• [Your instructions]
Output the records again verbatim.

━━━ Record excerpts

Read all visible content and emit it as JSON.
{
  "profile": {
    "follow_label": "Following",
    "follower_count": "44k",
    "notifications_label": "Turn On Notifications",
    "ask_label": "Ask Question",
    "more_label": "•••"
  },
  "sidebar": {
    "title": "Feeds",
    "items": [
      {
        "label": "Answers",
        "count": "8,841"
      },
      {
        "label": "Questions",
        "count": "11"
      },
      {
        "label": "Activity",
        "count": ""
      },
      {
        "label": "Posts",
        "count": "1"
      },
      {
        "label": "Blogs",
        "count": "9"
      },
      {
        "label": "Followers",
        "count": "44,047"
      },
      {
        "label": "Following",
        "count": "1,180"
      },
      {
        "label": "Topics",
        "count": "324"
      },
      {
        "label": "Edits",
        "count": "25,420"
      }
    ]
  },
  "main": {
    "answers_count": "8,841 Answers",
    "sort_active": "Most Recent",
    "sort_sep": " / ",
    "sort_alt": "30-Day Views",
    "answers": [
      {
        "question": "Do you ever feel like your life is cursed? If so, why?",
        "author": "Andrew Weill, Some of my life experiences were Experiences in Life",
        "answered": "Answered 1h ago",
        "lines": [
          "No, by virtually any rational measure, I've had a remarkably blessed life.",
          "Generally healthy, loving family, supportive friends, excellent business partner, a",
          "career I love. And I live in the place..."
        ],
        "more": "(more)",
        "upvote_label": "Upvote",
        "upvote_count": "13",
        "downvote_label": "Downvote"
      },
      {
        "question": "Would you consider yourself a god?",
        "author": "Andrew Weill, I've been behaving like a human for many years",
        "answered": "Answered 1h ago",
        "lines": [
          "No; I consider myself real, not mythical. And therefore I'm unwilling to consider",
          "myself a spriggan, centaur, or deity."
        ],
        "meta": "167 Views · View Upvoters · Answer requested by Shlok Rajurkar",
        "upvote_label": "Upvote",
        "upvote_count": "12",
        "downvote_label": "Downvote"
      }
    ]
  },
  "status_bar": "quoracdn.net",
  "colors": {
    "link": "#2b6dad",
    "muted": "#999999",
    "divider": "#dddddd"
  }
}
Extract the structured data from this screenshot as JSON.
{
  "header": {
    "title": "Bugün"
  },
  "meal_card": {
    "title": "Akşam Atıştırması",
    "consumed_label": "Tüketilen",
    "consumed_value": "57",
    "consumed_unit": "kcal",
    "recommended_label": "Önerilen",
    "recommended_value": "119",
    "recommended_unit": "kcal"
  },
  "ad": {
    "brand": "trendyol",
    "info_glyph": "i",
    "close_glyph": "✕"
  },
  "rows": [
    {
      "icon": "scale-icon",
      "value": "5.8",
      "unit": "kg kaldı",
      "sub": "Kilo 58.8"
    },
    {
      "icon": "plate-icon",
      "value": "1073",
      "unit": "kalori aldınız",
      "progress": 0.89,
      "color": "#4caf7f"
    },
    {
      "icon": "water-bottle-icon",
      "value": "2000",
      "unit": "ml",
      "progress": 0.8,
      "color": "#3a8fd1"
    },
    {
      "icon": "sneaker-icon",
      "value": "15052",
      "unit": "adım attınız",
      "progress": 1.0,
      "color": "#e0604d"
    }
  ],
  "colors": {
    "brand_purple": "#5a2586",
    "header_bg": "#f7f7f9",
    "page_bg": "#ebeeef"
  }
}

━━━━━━

• [Solution]
Read all visible content and emit it as JSON.
{
  "profile": {
    "follow_label": "Following",
    "follower_count": "44k",
    "notifications_label": "Turn On Notifications",
    "ask_label": "Ask Question",
    "more_label": "•••"
  },
  "sidebar": {
    "title": "Feeds",
    "items": [
      {
        "label": "Answers",
        "count": "8,841"
      },
      {
        "label": "Questions",
        "count": "11"
      },
      {
        "label": "Activity",
        "count": ""
      },
      {
        "label": "Posts",
        "count": "1"
      },
      {
        "label": "Blogs",
        "count": "9"
      },
      {
        "label": "Followers",
        "count": "44,047"
      },
      {
        "label": "Following",
        "count": "1,180"
      },
      {
        "label": "Topics",
        "count": "324"
      },
      {
        "label": "Edits",
        "count": "25,420"
      }
    ]
  },
  "main": {
    "answers_count": "8,841 Answers",
    "sort_active": "Most Recent",
    "sort_sep": " / ",
    "sort_alt": "30-Day Views",
    "answers": [
      {
        "question": "Do you ever feel like your life is cursed? If so, why?",
        "author": "Andrew Weill, Some of my life experiences were Experiences in Life",
        "answered": "Answered 1h ago",
        "lines": [
          "No, by virtually any rational measure, I've had a remarkably blessed life.",
          "Generally healthy, loving family, supportive friends, excellent business partner, a",
          "career I love. And I live in the place..."
        ],
        "more": "(more)",
        "upvote_label": "Upvote",
        "upvote_count": "13",
        "downvote_label": "Downvote"
      },
      {
        "question": "Would you consider yourself a god?",
        "author": "Andrew Weill, I've been behaving like a human for many years",
        "answered": "Answered 1h ago",
        "lines": [
          "No; I consider myself real, not mythical. And therefore I'm unwilling to consider",
          "myself a spriggan, centaur, or deity."
        ],
        "meta": "167 Views · View Upvoters · Answer requested by Shlok Rajurkar",
        "upvote_label": "Upvote",
        "upvote_count": "12",
        "downvote_label": "Downvote"
      }
    ]
  },
  "status_bar": "quoracdn.net",
  "colors": {
    "link": "#2b6dad",
    "muted": "#999999",
    "divider": "#dddddd"
  }
}
Extract the structured data from this screenshot as JSON.
{
  "header": {
    "title": "Bugün"
  },
  "meal_card": {
    "title": "Akşam Atıştırması",
    "consumed_label": "Tüketilen",
    "consumed_value": "57",
    "consumed_unit": "kcal",
    "recommended_label": "Önerilen",
    "recommended_value": "119",
    "recommended_unit": "kcal"
  },
  "ad": {
    "brand": "trendyol",
    "info_glyph": "i",
    "close_glyph": "✕"
  },
  "rows": [
    {
      "icon": "scale-icon",
      "value": "5.8",
      "unit": "kg kaldı",
      "sub": "Kilo 58.8"
    },
    {
      "icon": "plate-icon",
      "value": "1073",
      "unit": "kalori aldınız",
      "progress": 0.89,
      "color": "#4caf7f"
    },
    {
      "icon": "water-bottle-icon",
      "value": "2000",
      "unit": "ml",
      "progress": 0.8,
      "color": "#3a8fd1"
    },
    {
      "icon": "sneaker-icon",
      "value": "15052",
      "unit": "adım attınız",
      "progress": 1.0,
      "color": "#e0604d"
    }
  ],
  "colors": {
    "brand_purple": "#5a2586",
    "header_bg": "#f7f7f9",
    "page_bg": "#ebeeef"
  }
}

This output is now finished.